If Nook and I were going to indeed make a go of “us” - we knew there were going to be some extremely rough times ahead.  We needed to be ready for that.  Without giving any spoilers, it is safe to say that the next few weeks were trying, extremely trying.

50. Shopping Trip

Here, or there?
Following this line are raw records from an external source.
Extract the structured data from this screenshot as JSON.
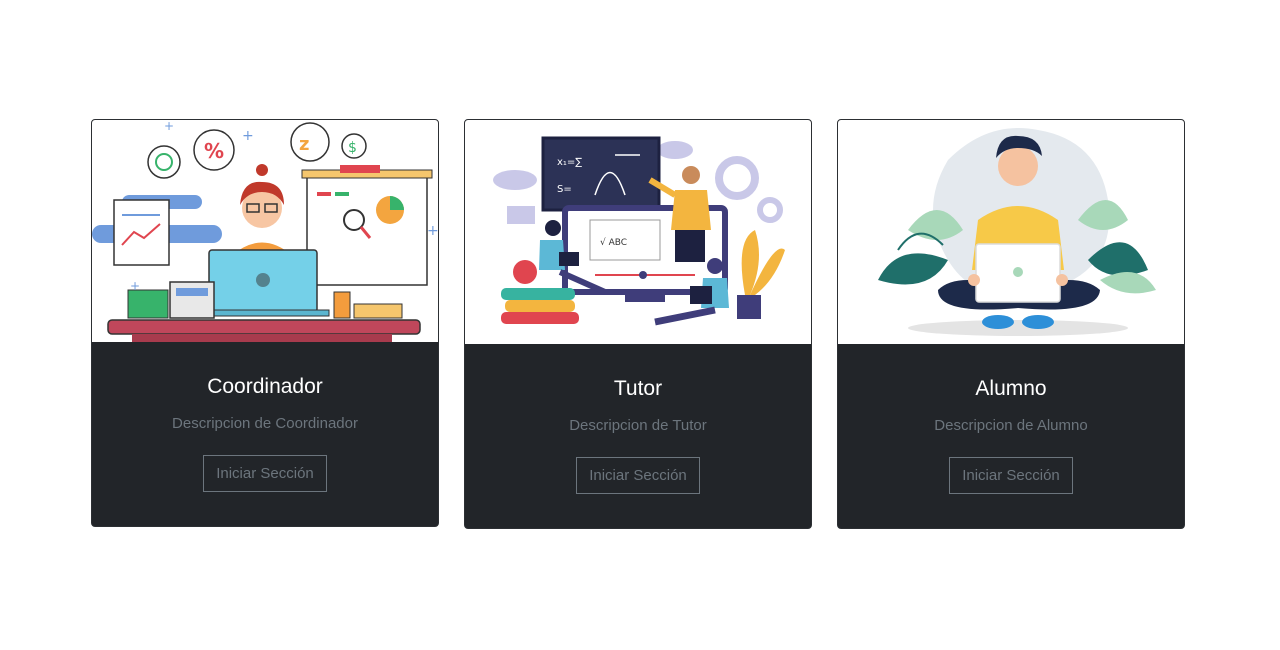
{
  "cards": [
    {
      "title": "Coordinador",
      "description": "Descripcion de Coordinador",
      "button_label": "Iniciar Sección",
      "image": "coordinator-illustration"
    },
    {
      "title": "Tutor",
      "description": "Descripcion de Tutor",
      "button_label": "Iniciar Sección",
      "image": "tutor-illustration"
    },
    {
      "title": "Alumno",
      "description": "Descripcion de Alumno",
      "button_label": "Iniciar Sección",
      "image": "student-illustration"
    }
  ],
  "colors": {
    "card_body_bg": "#222529",
    "title_text": "#ffffff",
    "muted_text": "#6c757d"
  }
}
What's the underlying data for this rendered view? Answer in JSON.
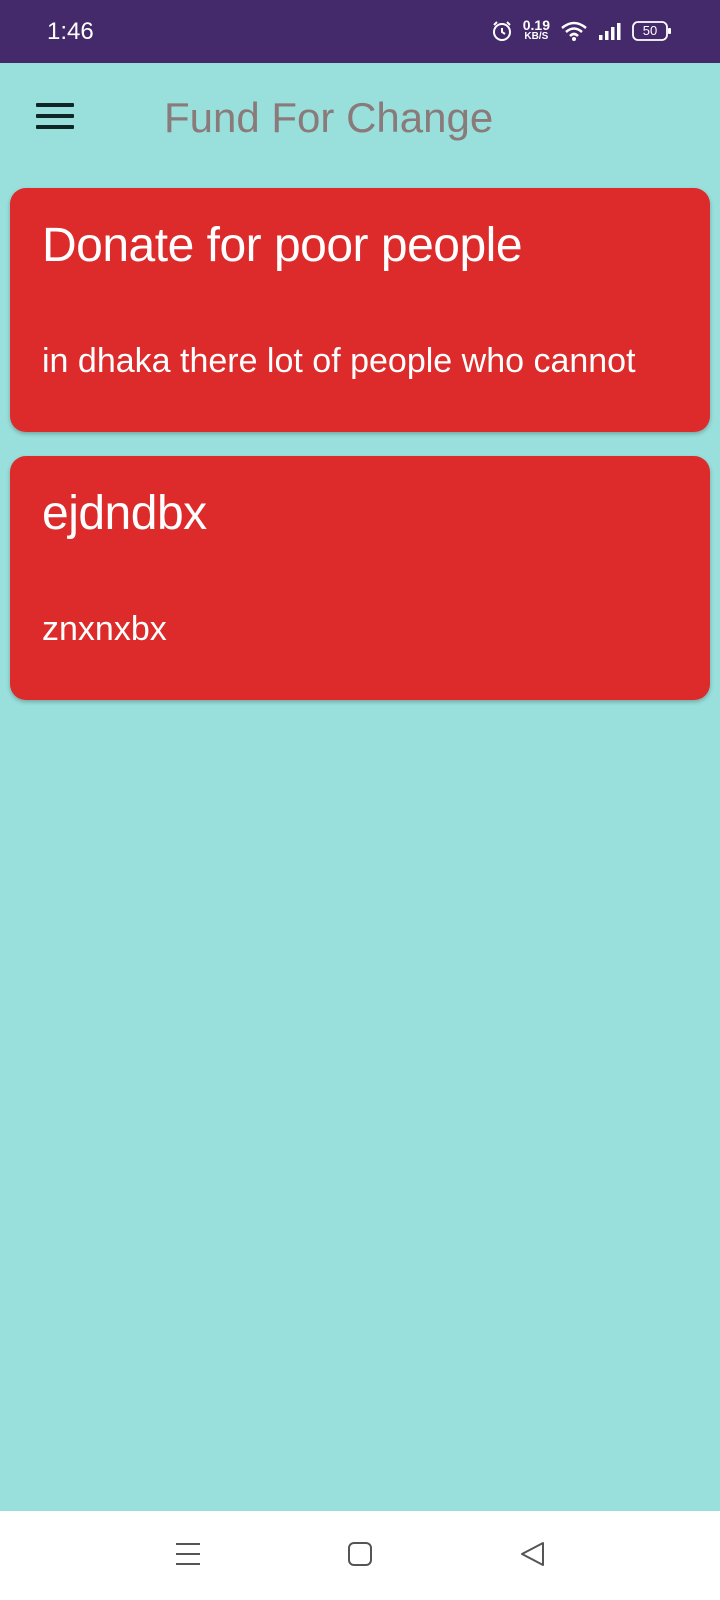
{
  "status_bar": {
    "time": "1:46",
    "net_speed_value": "0.19",
    "net_speed_unit": "KB/S",
    "battery_level": "50",
    "icons": [
      "alarm-icon",
      "wifi-icon",
      "signal-icon",
      "battery-icon"
    ]
  },
  "app_bar": {
    "title": "Fund For Change",
    "menu_icon": "hamburger-menu-icon"
  },
  "cards": [
    {
      "title": "Donate for poor people",
      "description": "in dhaka there lot of people who cannot"
    },
    {
      "title": "ejdndbx",
      "description": "znxnxbx"
    }
  ],
  "nav_bar": {
    "icons": [
      "recents-icon",
      "home-icon",
      "back-icon"
    ]
  },
  "colors": {
    "status_bar": "#44296b",
    "background": "#99e0dc",
    "card": "#dd2a2a",
    "title_text": "#8a7a7a",
    "nav_bar": "#ffffff"
  }
}
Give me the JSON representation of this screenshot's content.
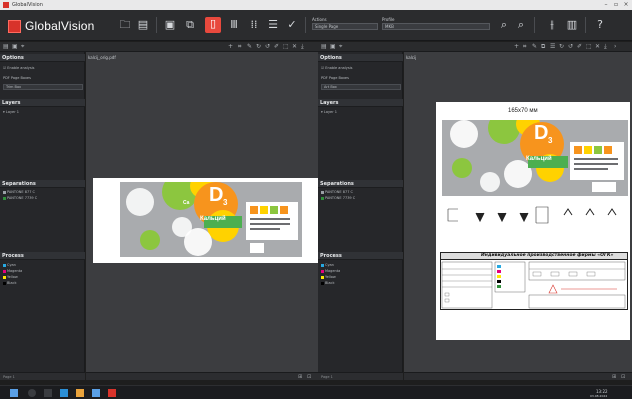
{
  "window": {
    "title": "GlobalVision"
  },
  "toolbar": {
    "logo_text": "GlobalVision",
    "actions_label": "Actions",
    "actions_value": "Single Page",
    "profile_label": "Profile",
    "profile_value": "MKB"
  },
  "left_pane": {
    "file_name": "kalcij_orig.pdf",
    "options_header": "Options",
    "enable_analysis": "Enable analysis",
    "pdf_page_boxes_label": "PDF Page Boxes",
    "pdf_page_boxes_value": "Trim Box",
    "layers_header": "Layers",
    "layer_item": "Layer 1",
    "separations_header": "Separations",
    "separations": [
      "PANTONE 877 C",
      "PANTONE 7739 C"
    ],
    "process_header": "Process",
    "process": [
      {
        "name": "Cyan",
        "color": "#27a9e1"
      },
      {
        "name": "Magenta",
        "color": "#e5007e"
      },
      {
        "name": "Yellow",
        "color": "#ffe600"
      },
      {
        "name": "Black",
        "color": "#000000"
      }
    ],
    "page_indicator": "Page 1"
  },
  "right_pane": {
    "file_name": "kalcij",
    "options_header": "Options",
    "enable_analysis": "Enable analysis",
    "pdf_page_boxes_label": "PDF Page Boxes",
    "pdf_page_boxes_value": "Art Box",
    "layers_header": "Layers",
    "layer_item": "Layer 1",
    "separations_header": "Separations",
    "separations": [
      "PANTONE 877 C",
      "PANTONE 7739 C"
    ],
    "process_header": "Process",
    "process": [
      {
        "name": "Cyan",
        "color": "#27a9e1"
      },
      {
        "name": "Magenta",
        "color": "#e5007e"
      },
      {
        "name": "Yellow",
        "color": "#ffe600"
      },
      {
        "name": "Black",
        "color": "#000000"
      }
    ],
    "page_indicator": "Page 1",
    "dimension_text": "165x70 мм",
    "company_banner": "Индивидуальное производственное фирмы «ОГК»"
  },
  "artwork": {
    "product_letter": "D",
    "product_sub": "3",
    "product_name": "Кальций",
    "ca_label": "Ca"
  },
  "colors": {
    "accent": "#e8493d",
    "panel_bg": "#26272a",
    "canvas_bg": "#3c3d40"
  },
  "taskbar": {
    "time": "13:22",
    "date": "03.08.2024"
  }
}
Nook and I had a difficult decision to make, and we needed to be in the same place, at the same time, to talk through the options.  That decision:  Where do we get married?

With the trip to Australia and new life on the horizon, there was a powerfully attractive option there.  I scouted out a number of locations, talked to my future boss about various cities / areas which would be appropriate, and even wrote to a few restaurants to ask about holding ceremonies on their premises.  The idea had an almost dream-like quality to it.

The other option was to get married in .. Las Vegas .. yes, you read that right.  Vegas.  Home of the Elvis wedding and drive-through chapels.

You see, that is where Nook's parents lived.  They moved there for the weather and had made it their home.

Nook is extremely important to her parents.  And they mean a huge amount to her.  There was simply no way for us to get married without her parents present.

This meant that either we'd do so right there where they lived, or, we'd find a way to fly them down to Australia after we moved.  Not, perhaps, the most cost effective option, but it was a realistic one and one that Nook and I would consider carefully.

In the end, this decision making process came down to something mildly serendipitous, but also somewhat stacked as an approach.

Once I arrived in Las Vegas, Nook and I decided to walk over to the Caesar's Forum  and see what rings Tiffany had in stock.  As you already know, Tiffany is our chosen jeweller, so we thought we'd give them first shot at wedding rings.  We decided that IF Tiffany had the rings we wanted, in stock and in our size, that we'd try to make this happen, during this trip.

Now, I know what you're thinking - what are the odds that Tiffany won't have rings in every conceivable size and style in their Vegas location?  It's the wedding capital of Earth, right?  So, yes, as I say, somewhat of a stacked approach with respect to making up our mind about the location of our wedding.

But this was huge.  And I don't mean commitment wise, I mean financially.  With all that was going on with boxing up life and moving to the other side of the planet, I quite simply had not budgeted for Tiffany rings at this point of the process.  Nook and I looked at two options:

  1. Same "Novo" style as her engagement ring for her
  2. Plain platinum (but matching) bands

Either way, I was going to go with a plain platinum band - neither one of us is into yellow gold.

The staff at Tiffany were very polite, very friendly.  I am sure they get thousands of people through there every week looking to do the same thing that we were doing, but they still made us feel like we were special.  We shared some of our story with them, and they were really touched by it.  Not 50% discount touched, but, touched nonetheless.

As you'd imagine, the Novo option was a lot more expensive.  It would mean a half-band of diamonds (Nook said she didn't want a full circle of diamonds for her wedding ring, as it would always mean half of them would be hidden on the inside of her hand anyway), but the platinum band would be something identical and matching for us both.

We found out the costs (gulp) and went outside of the shop to talk about the options.

We wandered up to the ATM machine.

I bled my accounts as dry as I could; with the daily spending limit hitting me due to the home-time-zone of my bank account.  I avoided credit cards, so, we were at our max.

We went back inside Tiffany with our decision in mind:

IF Nook could get Tiffany Credit for a very small amount (about 3/4 of the cost of my band) then we'd go with the Novo wedding ring and the platinum band for me.  If she couldn't, we'd go with double platinum bands.

Tense moments as they worked out the credit system and score and options.

Phonecalls made.

We chatted to each other nervously...

Approved.

Bands chosen.

Put together in a box (which we still have, of course).

Here they are, taken back at the hotel: